So during lunch, I wrote my name down on a piece of paper hung up on the kitchen wall. A list that allows 5 minutes of talk time with the teacher. This is the only time that one is allowed to speak. I sit down during my talk time and explain my ‘hero to zero’ moment with the teacher. He gracefully smiles at me and utters “put down the whip Kyle, equanimity is about acceptance”. With one sentence it all makes sense, the answer has been under my nose the whole time…literally. The very next meditation session in the hall I would complete a full hour in a state of complete serenity.
What I understood from that day is the art of letting go and accepting what is. Fighting a battle that doesn’t need to be fought will only prove to be a disservice and ignite mental impurities. It’s through self-control and impartial judgement that one can begin to move the needle.
Self-control in itself is an interesting concept in Vipassana, in the sense that one doesn’t fall into the trap of attachment. Immediate gratification just adds fuel to the fire supporting a Pavlovian reaction. In my instance, I fell into the trap of identifying with pleasure and it became my lust, my everything, in so far leading to my demise.
Matthew D. Lieberman, a leading Social Cognitive Neuroscientist maintains “The battle for self-control over an intense undesired habit consists of an endless series of skirmishes, in which our urges and our better angels clash several times each day.”
He further maintains that through the act of self-control we build stronger neural pathways in the right ventrolateral prefrontal cortex (RVLPFC) that nourish our ability to control the self with all its urges and whims. Lieberman findings also lead to the conclusion that all types of self-control including motor, cognitive, emotional, financial and perceptive-taking (holding competing perspectives with the person you are trying to take the perspective of) all initiate increased activity in the RVLPFC, inferring that one self-control strategy could unintentionally induce another.

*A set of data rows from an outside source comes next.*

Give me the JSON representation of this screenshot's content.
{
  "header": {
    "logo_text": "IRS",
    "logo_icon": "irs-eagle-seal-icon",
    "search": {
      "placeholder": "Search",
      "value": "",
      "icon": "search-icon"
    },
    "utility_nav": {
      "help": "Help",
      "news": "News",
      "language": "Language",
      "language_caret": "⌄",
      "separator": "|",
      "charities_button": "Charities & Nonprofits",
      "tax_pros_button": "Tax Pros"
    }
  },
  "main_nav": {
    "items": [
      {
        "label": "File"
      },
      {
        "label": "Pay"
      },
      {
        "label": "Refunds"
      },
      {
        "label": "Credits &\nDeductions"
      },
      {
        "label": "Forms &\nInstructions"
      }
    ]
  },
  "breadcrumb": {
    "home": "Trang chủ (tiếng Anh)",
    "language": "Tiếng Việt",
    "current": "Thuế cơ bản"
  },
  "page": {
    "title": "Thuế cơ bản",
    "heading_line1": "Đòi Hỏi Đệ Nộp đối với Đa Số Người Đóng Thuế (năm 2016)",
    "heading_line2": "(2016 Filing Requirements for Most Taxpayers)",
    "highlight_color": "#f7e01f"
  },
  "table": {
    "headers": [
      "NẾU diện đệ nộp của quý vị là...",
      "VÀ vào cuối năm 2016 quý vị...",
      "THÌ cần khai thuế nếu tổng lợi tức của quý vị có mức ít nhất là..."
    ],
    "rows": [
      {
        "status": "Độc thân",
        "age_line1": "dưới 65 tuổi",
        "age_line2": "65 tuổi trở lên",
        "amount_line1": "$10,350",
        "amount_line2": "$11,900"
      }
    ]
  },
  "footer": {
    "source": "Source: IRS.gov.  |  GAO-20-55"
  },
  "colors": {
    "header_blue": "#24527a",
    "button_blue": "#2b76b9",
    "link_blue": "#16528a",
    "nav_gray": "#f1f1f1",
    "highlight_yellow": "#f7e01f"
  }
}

This is particularly interesting with Vipassana in mind, affording greater importance to its place in self-transformation.
I guess what I’m trying to get across is the art of Vipassana has myriad benefits for us not just as a meditative technique but as a tool to engender self-control in pursuit of self-transformation.